Verbatim copy without pictures. Please print every entry as it stands.

# # # # # # #

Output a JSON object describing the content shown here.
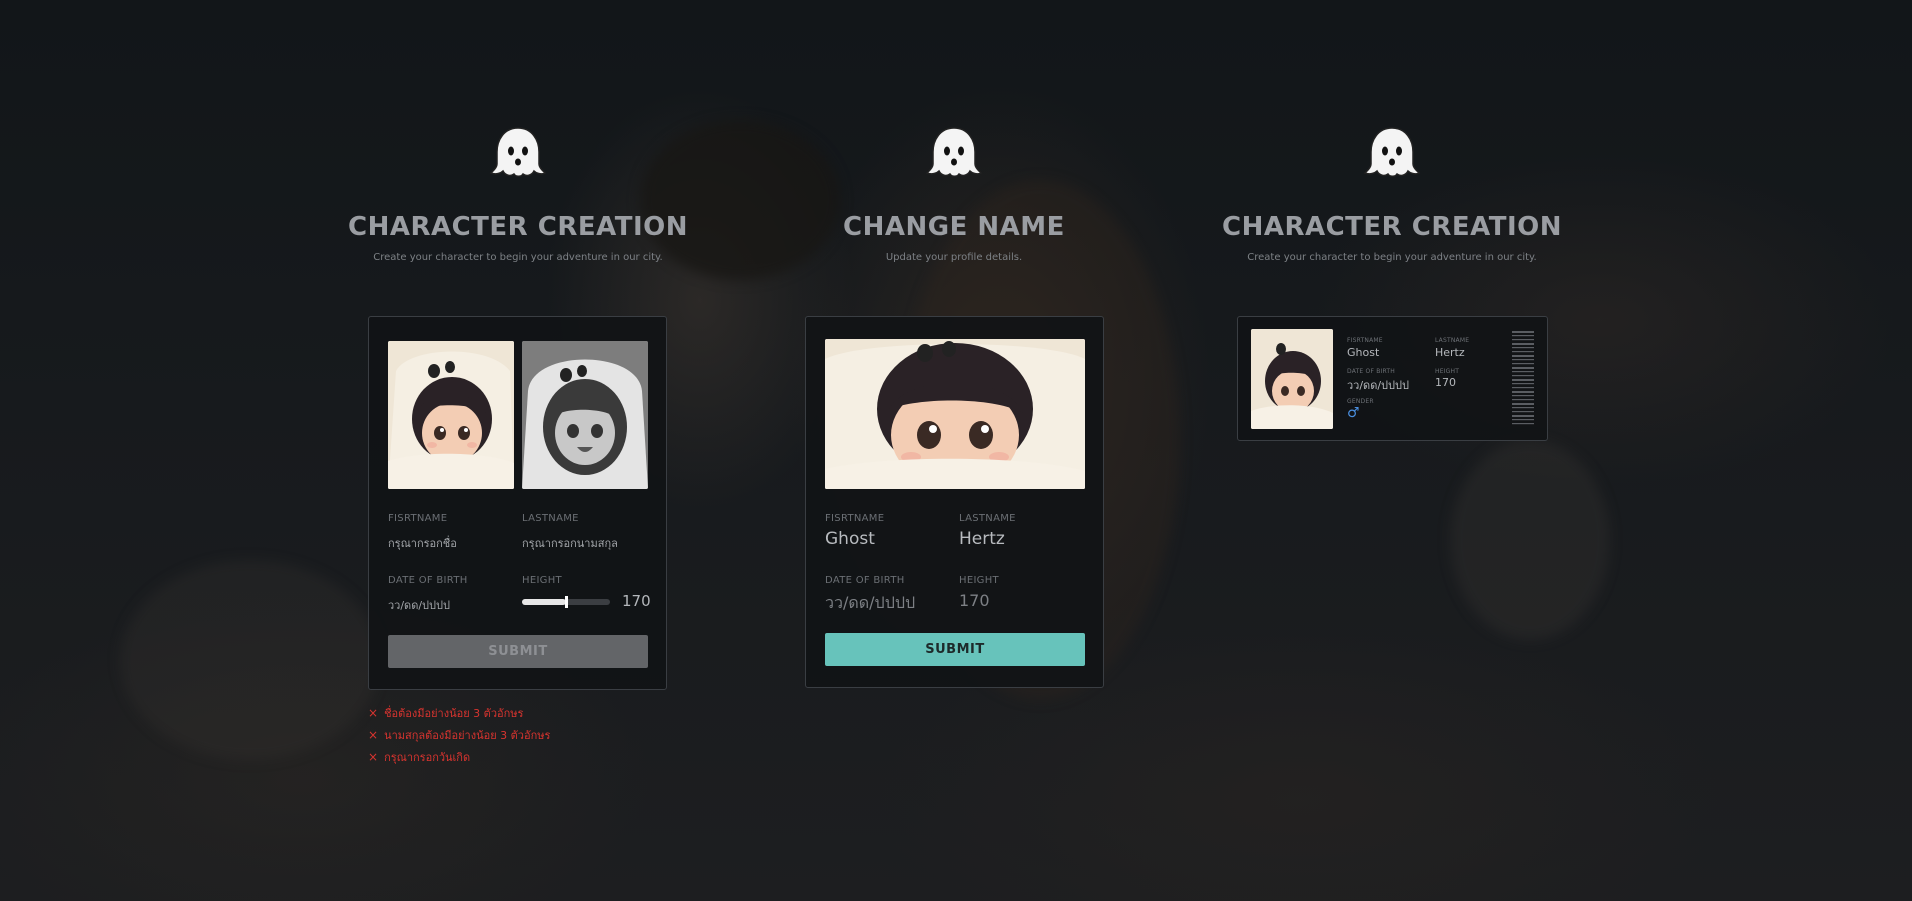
{
  "theme": {
    "accent": "#67c3bb",
    "error": "#d8342f",
    "disabled_button": "#6b6d70"
  },
  "panels": {
    "creation": {
      "icon": "ghost-icon",
      "title": "CHARACTER CREATION",
      "subtitle": "Create your character to begin your adventure in our city.",
      "firstname_label": "FISRTNAME",
      "firstname_placeholder": "กรุณากรอกชื่อ",
      "lastname_label": "LASTNAME",
      "lastname_placeholder": "กรุณากรอกนามสกุล",
      "dob_label": "DATE OF BIRTH",
      "dob_placeholder": "วว/ดด/ปปปป",
      "height_label": "HEIGHT",
      "height_value": "170",
      "height_slider_fraction": 0.5,
      "submit_label": "SUBMIT",
      "errors": [
        "ชื่อต้องมีอย่างน้อย 3 ตัวอักษร",
        "นามสกุลต้องมีอย่างน้อย 3 ตัวอักษร",
        "กรุณากรอกวันเกิด"
      ]
    },
    "change_name": {
      "icon": "ghost-icon",
      "title": "CHANGE NAME",
      "subtitle": "Update your profile details.",
      "firstname_label": "FISRTNAME",
      "firstname_value": "Ghost",
      "lastname_label": "LASTNAME",
      "lastname_value": "Hertz",
      "dob_label": "DATE OF BIRTH",
      "dob_value": "วว/ดด/ปปปป",
      "height_label": "HEIGHT",
      "height_value": "170",
      "submit_label": "SUBMIT"
    },
    "id_card": {
      "icon": "ghost-icon",
      "title": "CHARACTER CREATION",
      "subtitle": "Create your character to begin your adventure in our city.",
      "firstname_label": "FISRTNAME",
      "firstname_value": "Ghost",
      "lastname_label": "LASTNAME",
      "lastname_value": "Hertz",
      "dob_label": "DATE OF BIRTH",
      "dob_value": "วว/ดด/ปปปป",
      "height_label": "HEIGHT",
      "height_value": "170",
      "gender_label": "GENDER",
      "gender_symbol": "♂",
      "gender_icon": "male-symbol-icon"
    }
  }
}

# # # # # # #

## Reply to the task
Output a JSON object describing the content shown here.
{
  "theme": {
    "accent": "#67c3bb",
    "error": "#d8342f",
    "disabled_button": "#6b6d70"
  },
  "panels": {
    "creation": {
      "icon": "ghost-icon",
      "title": "CHARACTER CREATION",
      "subtitle": "Create your character to begin your adventure in our city.",
      "firstname_label": "FISRTNAME",
      "firstname_placeholder": "กรุณากรอกชื่อ",
      "lastname_label": "LASTNAME",
      "lastname_placeholder": "กรุณากรอกนามสกุล",
      "dob_label": "DATE OF BIRTH",
      "dob_placeholder": "วว/ดด/ปปปป",
      "height_label": "HEIGHT",
      "height_value": "170",
      "height_slider_fraction": 0.5,
      "submit_label": "SUBMIT",
      "errors": [
        "ชื่อต้องมีอย่างน้อย 3 ตัวอักษร",
        "นามสกุลต้องมีอย่างน้อย 3 ตัวอักษร",
        "กรุณากรอกวันเกิด"
      ]
    },
    "change_name": {
      "icon": "ghost-icon",
      "title": "CHANGE NAME",
      "subtitle": "Update your profile details.",
      "firstname_label": "FISRTNAME",
      "firstname_value": "Ghost",
      "lastname_label": "LASTNAME",
      "lastname_value": "Hertz",
      "dob_label": "DATE OF BIRTH",
      "dob_value": "วว/ดด/ปปปป",
      "height_label": "HEIGHT",
      "height_value": "170",
      "submit_label": "SUBMIT"
    },
    "id_card": {
      "icon": "ghost-icon",
      "title": "CHARACTER CREATION",
      "subtitle": "Create your character to begin your adventure in our city.",
      "firstname_label": "FISRTNAME",
      "firstname_value": "Ghost",
      "lastname_label": "LASTNAME",
      "lastname_value": "Hertz",
      "dob_label": "DATE OF BIRTH",
      "dob_value": "วว/ดด/ปปปป",
      "height_label": "HEIGHT",
      "height_value": "170",
      "gender_label": "GENDER",
      "gender_symbol": "♂",
      "gender_icon": "male-symbol-icon"
    }
  }
}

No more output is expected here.